Conine, who previously worked as a casino manager before being elected to the position in 2018, has touted his record throughout the campaign, pointing to the state receiving its highest credit rating and increasing access to unemployment benefits post-pandemic.

Conine has been endorsed by some Republicans, including former state Republican Party chair Amy Tarkanian.

Fiore originally ran for governor before switching to the treasurer’s race before the June primary. A former state legislator, the Republican has served on the Las Vegas City Council since 2018.

Fiore’s home was raided by the FBI last year as part of a campaign finance violation investigation. She and fellow Councilwoman Victoria Seaman got into a physical altercation at City Hall in January 2021, in which Seaman’s finger was broken. Seaman later sued the city, but an outside law firm’s investigation concluded both women participated in the fight.

Libertarian businessman Bryan Elliot and Independent American Margaret Hendrickson are also listed on the ballot for treasurer.

Spiegel and Matthews faced off in the race for controller after outgoing Catherine Byrne declined to run for re-election.

Spiegel served in the Assembly from 2008-2010 and again from 2012-2020. A former projects manager at a number of companies, Spiegel has proposed a program that would provide provisional business licenses for individuals who can’t afford them.

Matthews, who formerly led the conservative policy advocacy group Nevada Policy Research Institute, is serving his first term in the Assembly. If elected, he has said that he wants to increase transparency in the office by expanding the detail provided in the office’s annual report.

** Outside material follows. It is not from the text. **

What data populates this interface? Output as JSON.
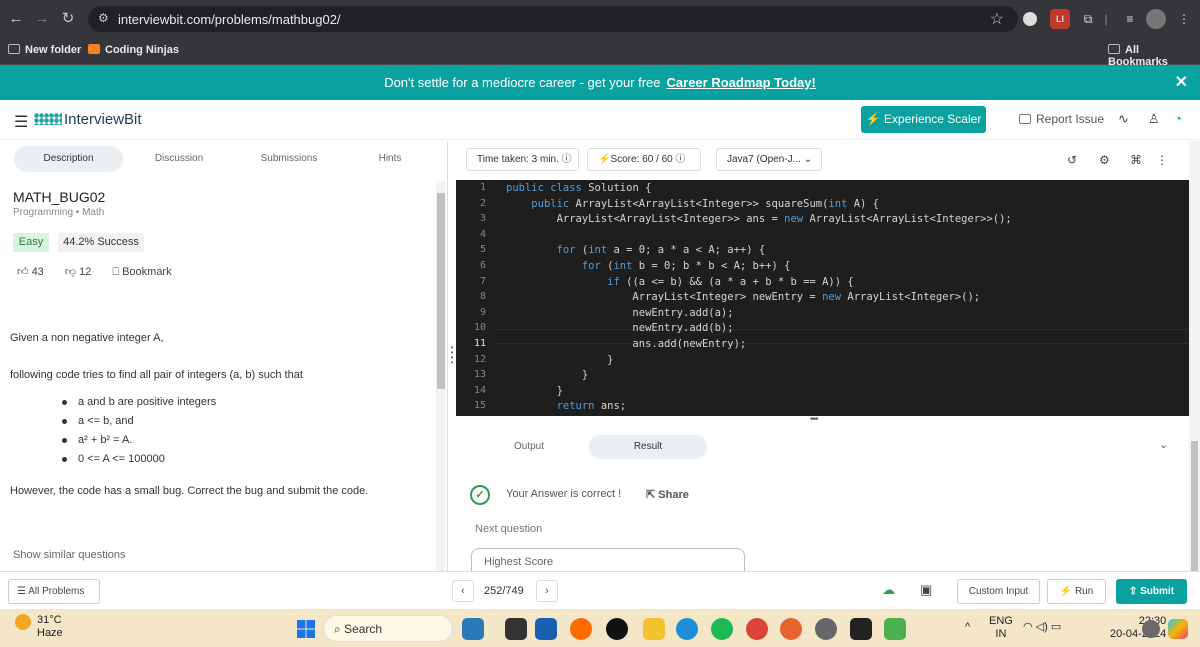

Libertarian candidate Jed Profeta is also in the race for controller.

An unknown number of mail ballots have yet to be counted. Final election results will likely not be available for several days.

This is a developing story. Check back for updates.

Contact Taylor R. Avery at [email protected]. Follow @travery98 on Twitter.